NOTE - When this was originally posted it had a video of Congresswoman Waters making a fool of herself. Unfortunately the original video was pulled - I did find it on RCP -
Here is the transcript (Waters can barely pronounce sequestration - but even with that she does read a script pretty well - even if she does not understand the numbers) -
Yesterday we did have Mr. Bernanke in our committee and he came to tell us what he’s doing with quantitative easing and that is trying to stimulate the economy with the bond purchases that he’s been doing because he’s trying to keep the interest rates low and jobs – and he said that if sequestration takes place, that’s going to be a great setback. We don’t need to be having something like sequestration that’s going to cause these jobs losses, over 170 million jobs that could be lost – and so he made it very clear he’s not opposed to cuts but cuts must be done over a long period of time and in a very planned way rather than this blunt cutting that will be done by sequestration. As you know in this committee we have all of HUD and HUD is responsible for so many programs that determine the quality of life for women and families. CBDG, a form of grant programs will be cut by $153 million dollars, these are grants that help with cities and children and low-income programs. We also will cut the Home Program by $52 million if sequestration takes place, Native American Housing grants by $34 million, House and Choice grants $113 million, Public Housing – mostly single women in Public Housing – another $304 million, and homelessness, everybody claims to be concerned with homelessness and the growing number of women and children who are out their homeless but look they will take a $99 million dollar hit and on and on and on. We are here today, one more time, talking about women and children and families and how we can protect our women, children, and families and have a decent quality of life – sequestration will set us back, all of the gains that we have made will be lost with sequestration.

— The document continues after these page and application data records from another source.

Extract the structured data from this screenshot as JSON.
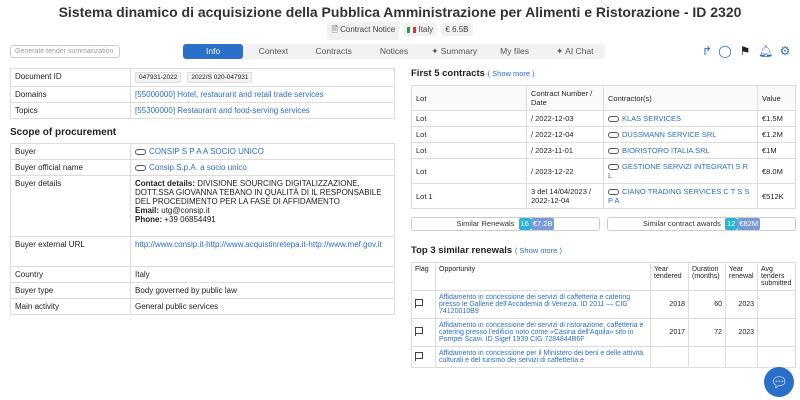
{
  "header": {
    "title": "Sistema dinamico di acquisizione della Pubblica Amministrazione per Alimenti e Ristorazione - ID 2320",
    "notice_type": "Contract Notice",
    "country": "Italy",
    "value": "€ 6.5B",
    "summarize_button": "Generate tender summarization"
  },
  "tabs": [
    "Info",
    "Context",
    "Contracts",
    "Notices",
    "✦ Summary",
    "My files",
    "✦ AI Chat"
  ],
  "info": {
    "document_id": {
      "label": "Document ID",
      "values": [
        "047931-2022",
        "2022/S 020-047931"
      ]
    },
    "domains": {
      "label": "Domains",
      "value": "[55000000] Hotel, restaurant and retail trade services"
    },
    "topics": {
      "label": "Topics",
      "value": "[55300000] Restaurant and food-serving services"
    }
  },
  "scope_title": "Scope of procurement",
  "scope": {
    "buyer": {
      "label": "Buyer",
      "value": "CONSIP S P A A SOCIO UNICO"
    },
    "buyer_official": {
      "label": "Buyer official name",
      "value": "Consip S.p.A. a socio unico"
    },
    "buyer_details": {
      "label": "Buyer details",
      "contact_label": "Contact details:",
      "contact_text": "DIVISIONE SOURCING DIGITALIZZAZIONE, DOTT.SSA GIOVANNA TEBANO IN QUALITÀ DI IL RESPONSABILE DEL PROCEDIMENTO PER LA FASE DI AFFIDAMENTO",
      "email_label": "Email:",
      "email": "utg@consip.it",
      "phone_label": "Phone:",
      "phone": "+39 06854491"
    },
    "buyer_url": {
      "label": "Buyer external URL",
      "value": "http://www.consip.it-http://www.acquistinretepa.it-http://www.mef.gov.it"
    },
    "country": {
      "label": "Country",
      "value": "Italy"
    },
    "buyer_type": {
      "label": "Buyer type",
      "value": "Body governed by public law"
    },
    "main_activity": {
      "label": "Main activity",
      "value": "General public services"
    }
  },
  "contracts": {
    "title": "First 5 contracts",
    "show_more": "( Show more )",
    "headers": [
      "Lot",
      "Contract Number / Date",
      "Contractor(s)",
      "Value"
    ],
    "rows": [
      {
        "lot": "Lot",
        "date": "/ 2022-12-03",
        "contractor": "KLAS SERVICES",
        "value": "€1.5M"
      },
      {
        "lot": "Lot",
        "date": "/ 2022-12-04",
        "contractor": "DUSSMANN SERVICE SRL",
        "value": "€1.2M"
      },
      {
        "lot": "Lot",
        "date": "/ 2023-11-01",
        "contractor": "BIORISTORO ITALIA SRL",
        "value": "€1M"
      },
      {
        "lot": "Lot",
        "date": "/ 2023-12-22",
        "contractor": "GESTIONE SERVIZI INTEGRATI S R L",
        "value": "€8.0M"
      },
      {
        "lot": "Lot 1",
        "date": "3 del 14/04/2023 / 2022-12-04",
        "contractor": "CIANO TRADING SERVICES C T S S P A",
        "value": "€512K"
      }
    ]
  },
  "similar": {
    "renewals_label": "Similar Renewals",
    "renewals_count": "16",
    "renewals_value": "€7.2B",
    "awards_label": "Similar contract awards",
    "awards_count": "12",
    "awards_value": "€82M"
  },
  "renewals": {
    "title": "Top 3 similar renewals",
    "show_more": "( Show more )",
    "headers": [
      "Flag",
      "Opportunity",
      "Year tendered",
      "Duration (months)",
      "Year renewal",
      "Avg tenders submitted"
    ],
    "rows": [
      {
        "opportunity": "Affidamento in concessione dei servizi di caffetteria e catering presso le Gallerie dell'Accademia di Venezia. ID 2011 — CIG 74120010B9",
        "year": "2018",
        "duration": "60",
        "renewal": "2023",
        "avg": ""
      },
      {
        "opportunity": "Affidamento in concessione dei servizi di ristorazione, caffetteria e catering presso l'edificio noto come «Casina dell'Aquila» sito in Pompei Scavi. ID Sigef 1939 CIG 7284844B6F",
        "year": "2017",
        "duration": "72",
        "renewal": "2023",
        "avg": ""
      },
      {
        "opportunity": "Affidamento in concessione per il Ministero dei beni e delle attività culturali e del turismo dei servizi di caffetteria e",
        "year": "",
        "duration": "",
        "renewal": "",
        "avg": ""
      }
    ]
  },
  "icons": [
    "share-icon",
    "comment-icon",
    "flag-icon",
    "bell-icon",
    "settings-icon",
    "chat-bubble-icon"
  ]
}
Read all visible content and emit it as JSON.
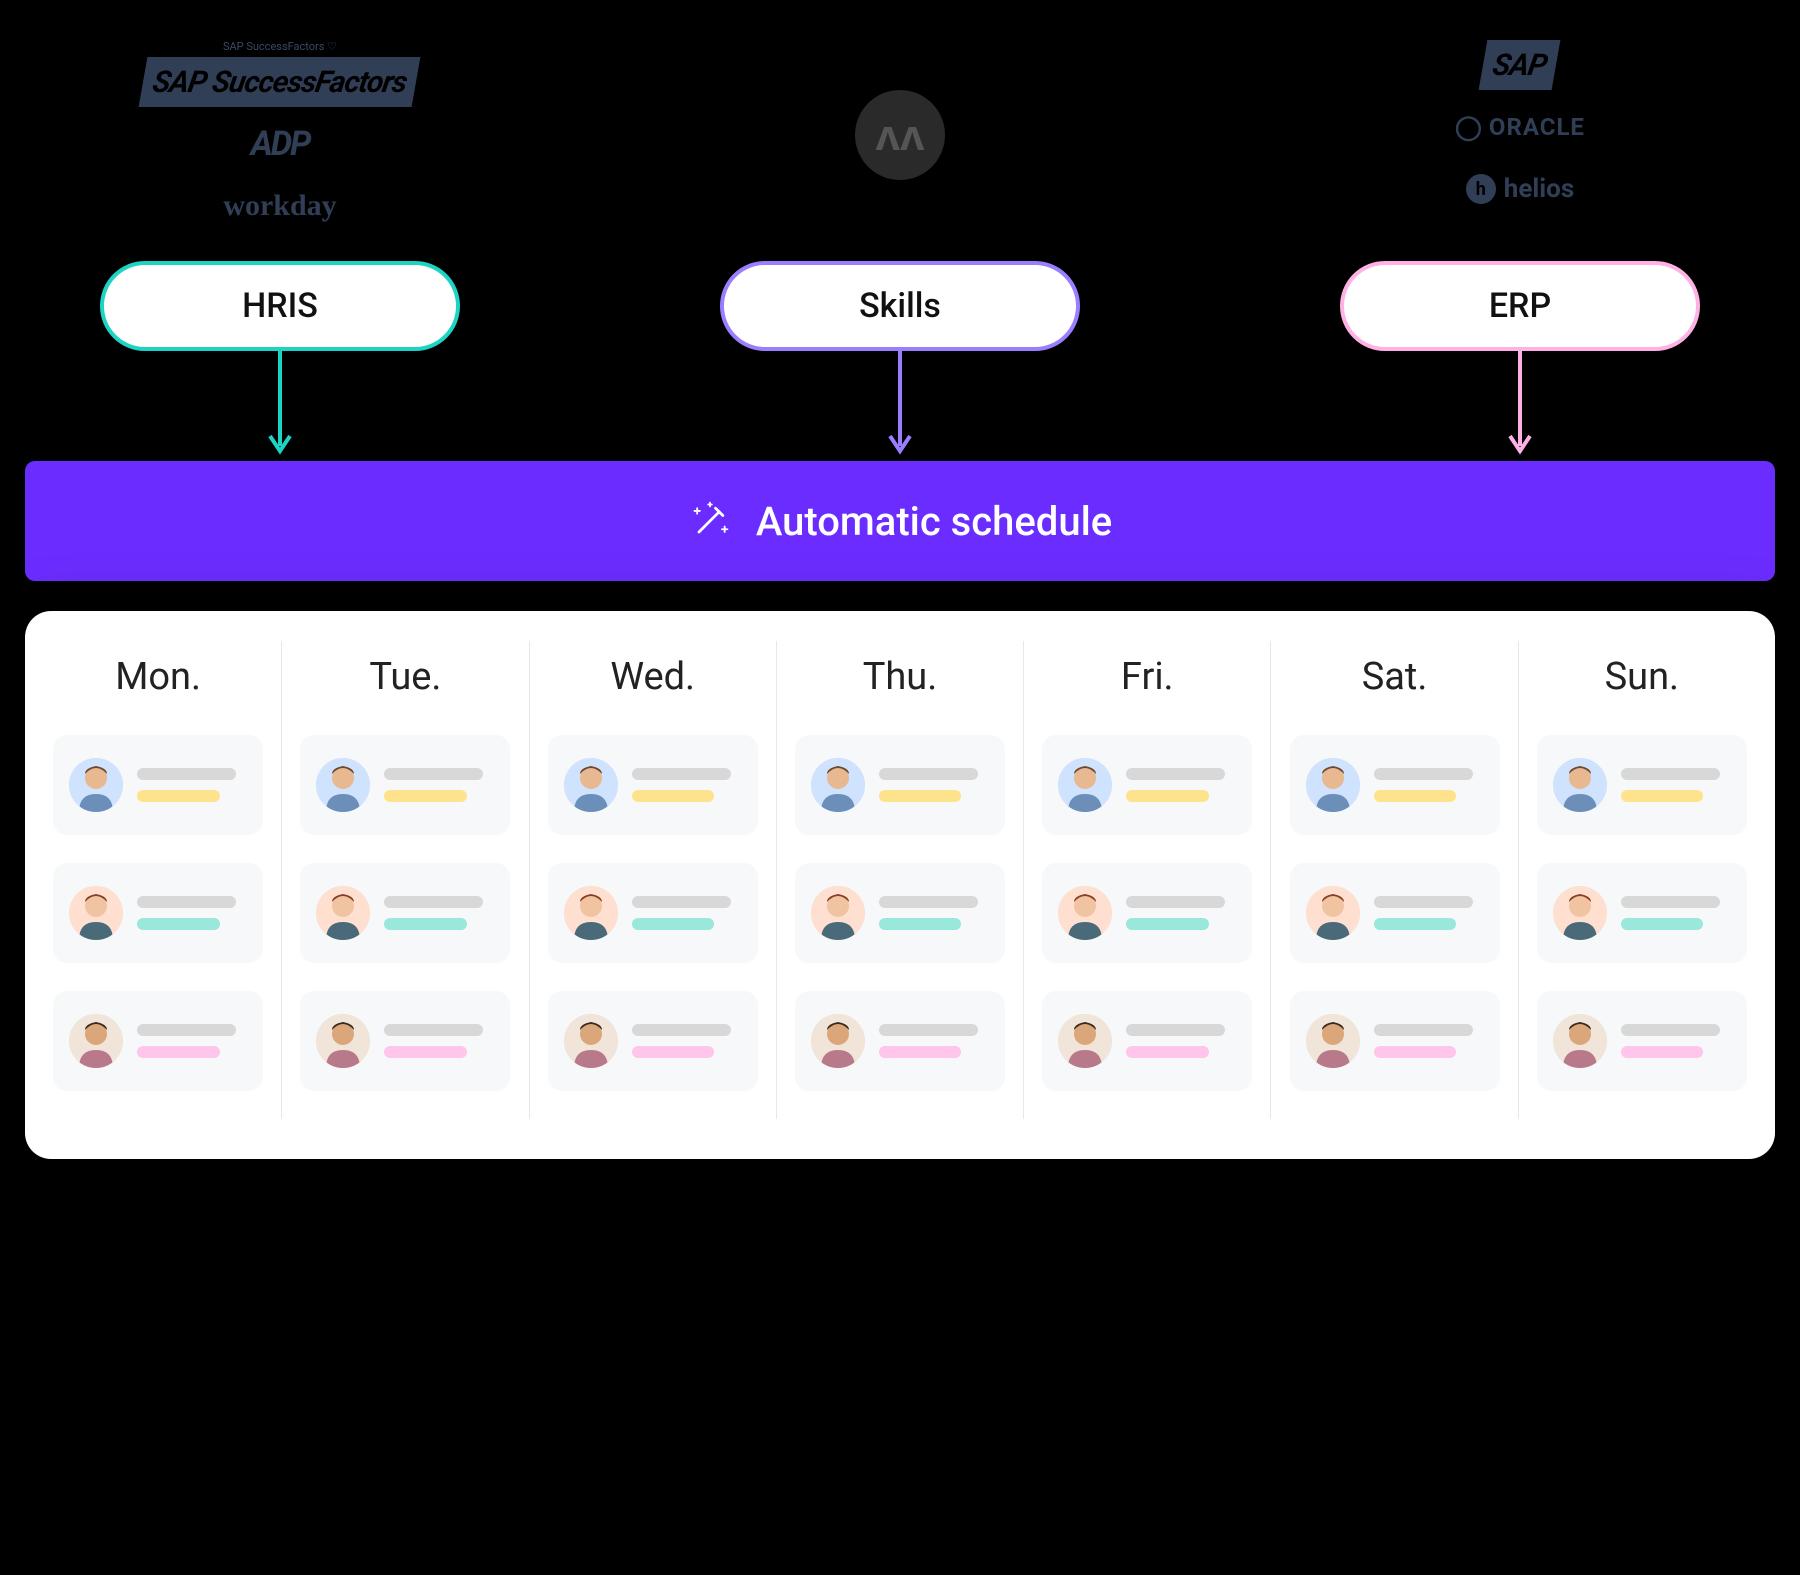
{
  "sources": {
    "hris": {
      "logos": [
        "SAP SuccessFactors",
        "ADP",
        "workday"
      ]
    },
    "skills": {
      "logo": "M"
    },
    "erp": {
      "logos": [
        "SAP",
        "ORACLE",
        "helios"
      ]
    }
  },
  "pills": {
    "hris": {
      "label": "HRIS",
      "color": "#1dd3c4"
    },
    "skills": {
      "label": "Skills",
      "color": "#9b7dff"
    },
    "erp": {
      "label": "ERP",
      "color": "#ffb0e5"
    }
  },
  "banner": {
    "label": "Automatic schedule",
    "icon": "wand-sparkle-icon"
  },
  "schedule": {
    "days": [
      "Mon.",
      "Tue.",
      "Wed.",
      "Thu.",
      "Fri.",
      "Sat.",
      "Sun."
    ],
    "rows": [
      {
        "avatar": "person-1",
        "accent": "yellow"
      },
      {
        "avatar": "person-2",
        "accent": "teal"
      },
      {
        "avatar": "person-3",
        "accent": "pink"
      }
    ]
  }
}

Every politician makes gaffes. Yesterday Maxine Waters (D-CA) commented that if sequestration were to take place 170 million jobs would be lost. At some point later she corrected herself and figured out that the "projected" number is 750,000. About half of the total population is in the workforce so it is possible that the original number was so off as to include not only all the US workforce but a portion of the population that is not normally considered in the workforce. From my perspective it is not that the Congresswoman made a dumb mistake.
Obviously, the loss of jobs depends on Keynesian assumptions that government spending improves growth and growth employment. If we learned anything from the first four years of this president (and even the last two of the last) that piece of wisdom is nonsense.
blog which suggests that as we move the percentage of GDP spent by the government down, growth is likely to increase.
What bothers me about this tape is the tone and the substance of her remarks. I suspect Ms. Waters has only a light involvement with economics. But her statement says, we heard from Chairman Bernanke and he said that if the sequester is allowed to go into effect the economic "recovery" will be slowed. For my money, there are a couple of responses. First, what economic recovery? Growth after this recession has been puny. We have thrown tons of imaginary cash (40% of the budget is debt financed) at solving the problem and except for the delusional thinking in Washington, this is the worst recovery in several decades. Normally, with a steep decline, you get a bigger response out of the trough - and that has not happened.
Second, is the exaggeration. The President met with congressional leaders yesterday for seven minutes - yet he has made half a dozen campaign stops around the country. If the peril were real it would seem he would be working hard to solve the problem. The Senate GOP tried to give the president more discretion in making reductions but under instructions from the White House, the Senate democrats rejected that offer. The Senate democrats also tried to pass a "deficit reduction" measure (which was defeated. The measure (this could only be done in DC) would have actually increased the deficit for the first three years.
Third is the failure to understand the impact of a 2% cut. Every employee, especially those making under the wage cap for Social Security, faced a 2% cut in wages this year with the reinstatement of FICA to its normal rates. That policy, which was abetted by the GOP, was wrong and we should not have lowered the rate. Regardless, that 2% cut came in and workers are still going to their jobs.
Unfortunately, not a lot of Americans are listening to this debate. They should be. Not just for the entertainment value of gaffes but for the underlying assumptions used by both sides to press their case.